--- DATA RECORDS Enclosed Below ---

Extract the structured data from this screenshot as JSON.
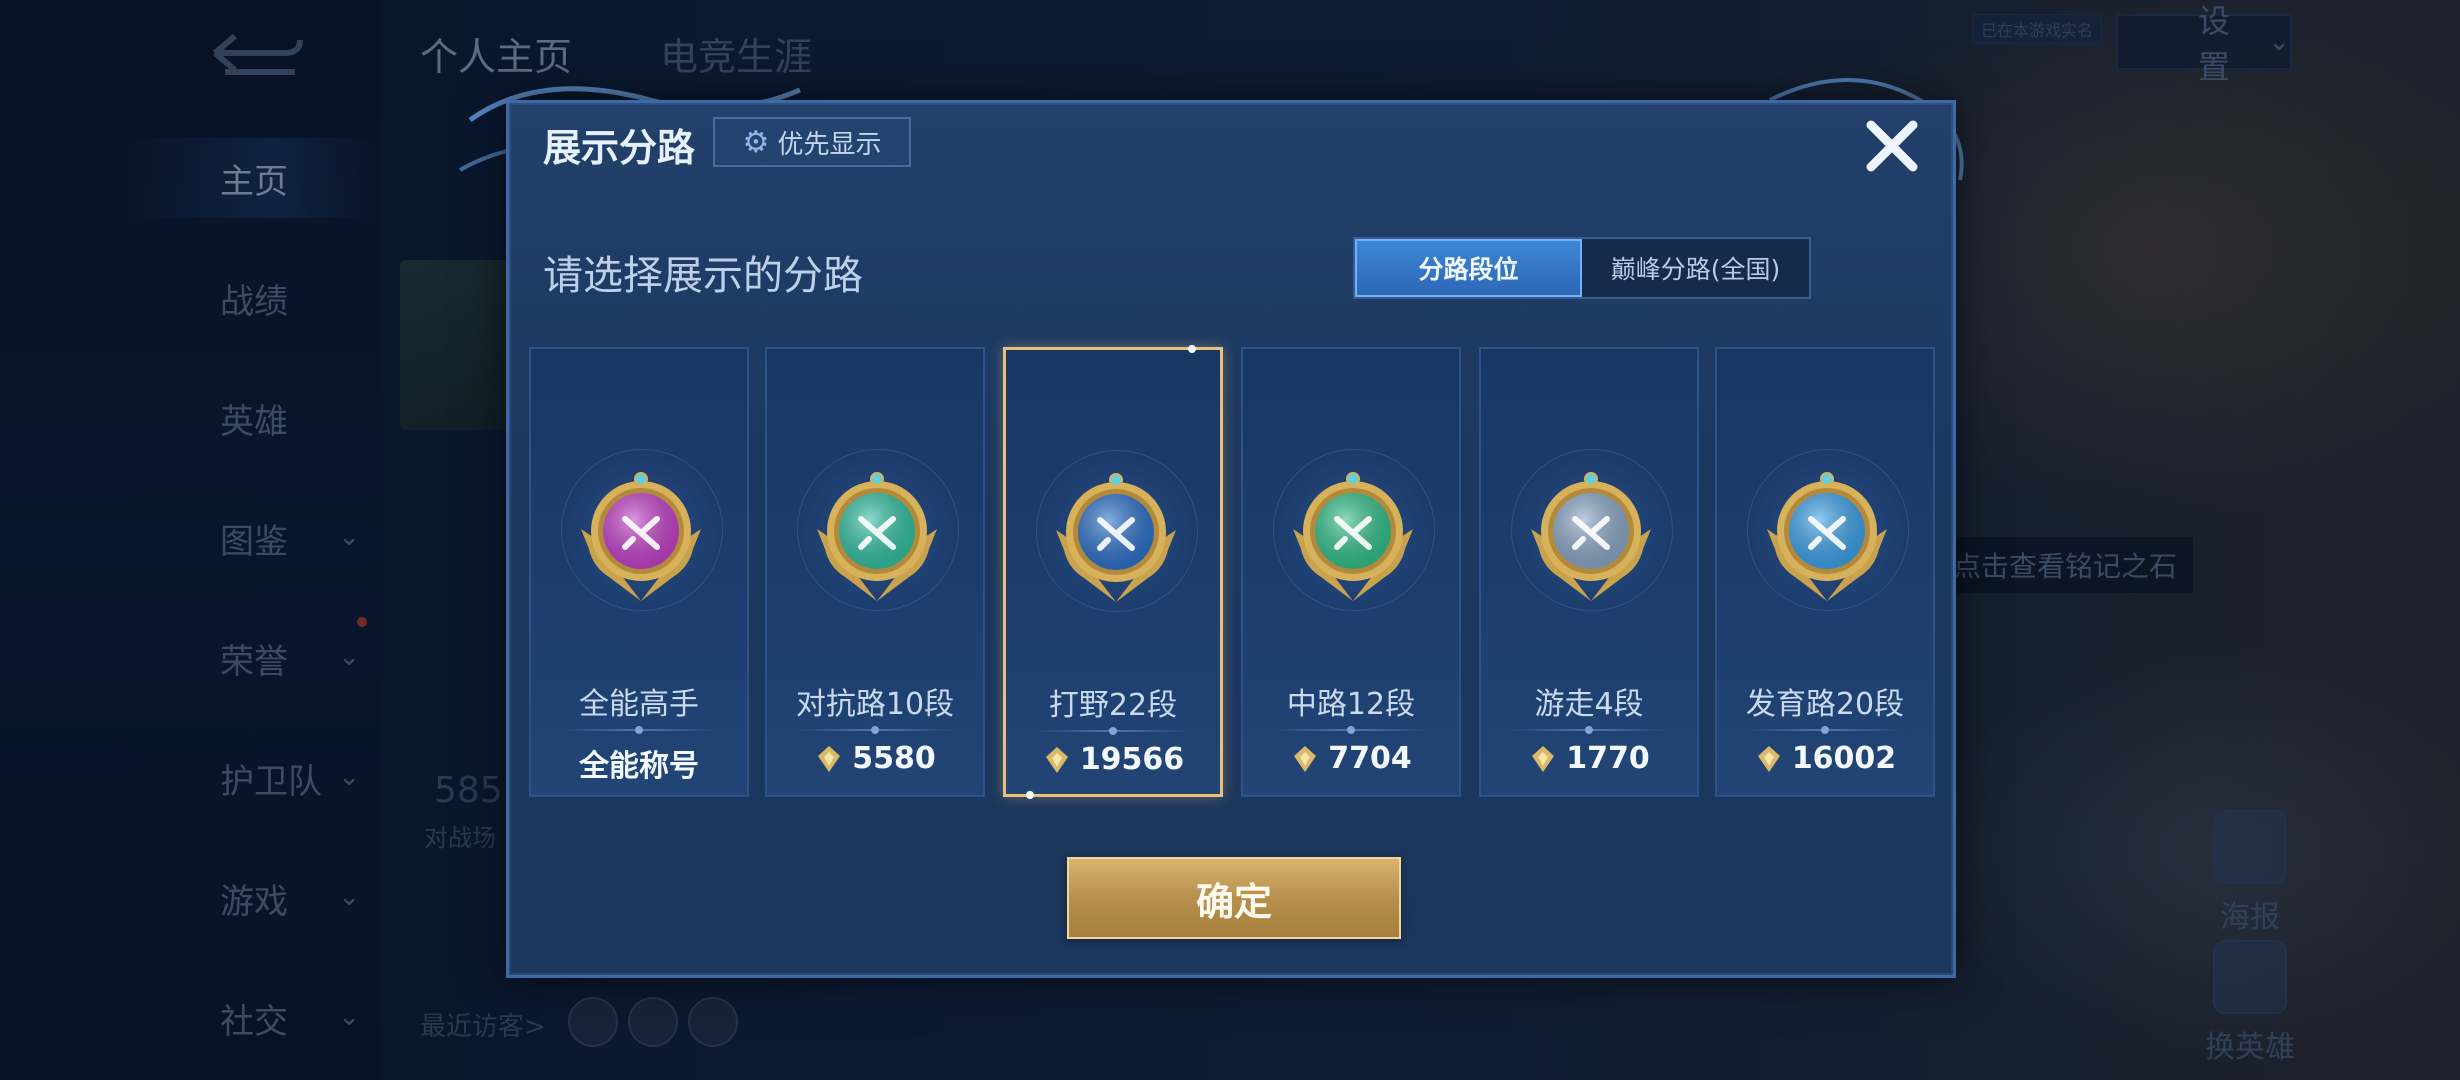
{
  "background": {
    "sidebar_items": [
      {
        "label": "主页",
        "active": true
      },
      {
        "label": "战绩"
      },
      {
        "label": "英雄"
      },
      {
        "label": "图鉴",
        "chevron": "⌄"
      },
      {
        "label": "荣誉",
        "chevron": "⌄"
      },
      {
        "label": "护卫队",
        "chevron": "⌄"
      },
      {
        "label": "游戏",
        "chevron": "⌄"
      },
      {
        "label": "社交",
        "chevron": "⌄"
      }
    ],
    "tabs": [
      "个人主页",
      "电竞生涯"
    ],
    "settings_label": "设置",
    "settings_small": "已在本游戏实名",
    "stat_value": "585",
    "stat_label": "对战场",
    "visitors_label": "最近访客>",
    "rune_hint": "点击查看铭记之石",
    "right_buttons": [
      "海报",
      "换英雄"
    ]
  },
  "dialog": {
    "title": "展示分路",
    "priority_button": "优先显示",
    "subtitle": "请选择展示的分路",
    "toggle": [
      "分路段位",
      "巅峰分路(全国)"
    ],
    "selected_toggle": 0,
    "confirm_label": "确定",
    "colors": {
      "accent_gold": "#e9c079",
      "toggle_blue": "#3f87d8"
    },
    "cards": [
      {
        "name": "全能高手",
        "value": "全能称号",
        "icon": "all-round-emblem-icon",
        "color": "#c23fc9",
        "has_score_icon": false
      },
      {
        "name": "对抗路10段",
        "value": "5580",
        "icon": "clash-lane-emblem-icon",
        "color": "#2fbfa0",
        "has_score_icon": true
      },
      {
        "name": "打野22段",
        "value": "19566",
        "icon": "jungle-emblem-icon",
        "color": "#2a6fc9",
        "has_score_icon": true,
        "selected": true
      },
      {
        "name": "中路12段",
        "value": "7704",
        "icon": "mid-lane-emblem-icon",
        "color": "#2fbf8a",
        "has_score_icon": true
      },
      {
        "name": "游走4段",
        "value": "1770",
        "icon": "roam-emblem-icon",
        "color": "#8aa6c6",
        "has_score_icon": true
      },
      {
        "name": "发育路20段",
        "value": "16002",
        "icon": "farm-lane-emblem-icon",
        "color": "#3aa0e8",
        "has_score_icon": true
      }
    ]
  }
}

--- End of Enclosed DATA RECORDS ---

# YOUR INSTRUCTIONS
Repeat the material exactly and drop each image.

# OUTPUT FOR THIS TASK
Extract the structured data from this screenshot as JSON.
{
  "background": {
    "sidebar_items": [
      {
        "label": "主页",
        "active": true
      },
      {
        "label": "战绩"
      },
      {
        "label": "英雄"
      },
      {
        "label": "图鉴",
        "chevron": "⌄"
      },
      {
        "label": "荣誉",
        "chevron": "⌄"
      },
      {
        "label": "护卫队",
        "chevron": "⌄"
      },
      {
        "label": "游戏",
        "chevron": "⌄"
      },
      {
        "label": "社交",
        "chevron": "⌄"
      }
    ],
    "tabs": [
      "个人主页",
      "电竞生涯"
    ],
    "settings_label": "设置",
    "settings_small": "已在本游戏实名",
    "stat_value": "585",
    "stat_label": "对战场",
    "visitors_label": "最近访客>",
    "rune_hint": "点击查看铭记之石",
    "right_buttons": [
      "海报",
      "换英雄"
    ]
  },
  "dialog": {
    "title": "展示分路",
    "priority_button": "优先显示",
    "subtitle": "请选择展示的分路",
    "toggle": [
      "分路段位",
      "巅峰分路(全国)"
    ],
    "selected_toggle": 0,
    "confirm_label": "确定",
    "colors": {
      "accent_gold": "#e9c079",
      "toggle_blue": "#3f87d8"
    },
    "cards": [
      {
        "name": "全能高手",
        "value": "全能称号",
        "icon": "all-round-emblem-icon",
        "color": "#c23fc9",
        "has_score_icon": false
      },
      {
        "name": "对抗路10段",
        "value": "5580",
        "icon": "clash-lane-emblem-icon",
        "color": "#2fbfa0",
        "has_score_icon": true
      },
      {
        "name": "打野22段",
        "value": "19566",
        "icon": "jungle-emblem-icon",
        "color": "#2a6fc9",
        "has_score_icon": true,
        "selected": true
      },
      {
        "name": "中路12段",
        "value": "7704",
        "icon": "mid-lane-emblem-icon",
        "color": "#2fbf8a",
        "has_score_icon": true
      },
      {
        "name": "游走4段",
        "value": "1770",
        "icon": "roam-emblem-icon",
        "color": "#8aa6c6",
        "has_score_icon": true
      },
      {
        "name": "发育路20段",
        "value": "16002",
        "icon": "farm-lane-emblem-icon",
        "color": "#3aa0e8",
        "has_score_icon": true
      }
    ]
  }
}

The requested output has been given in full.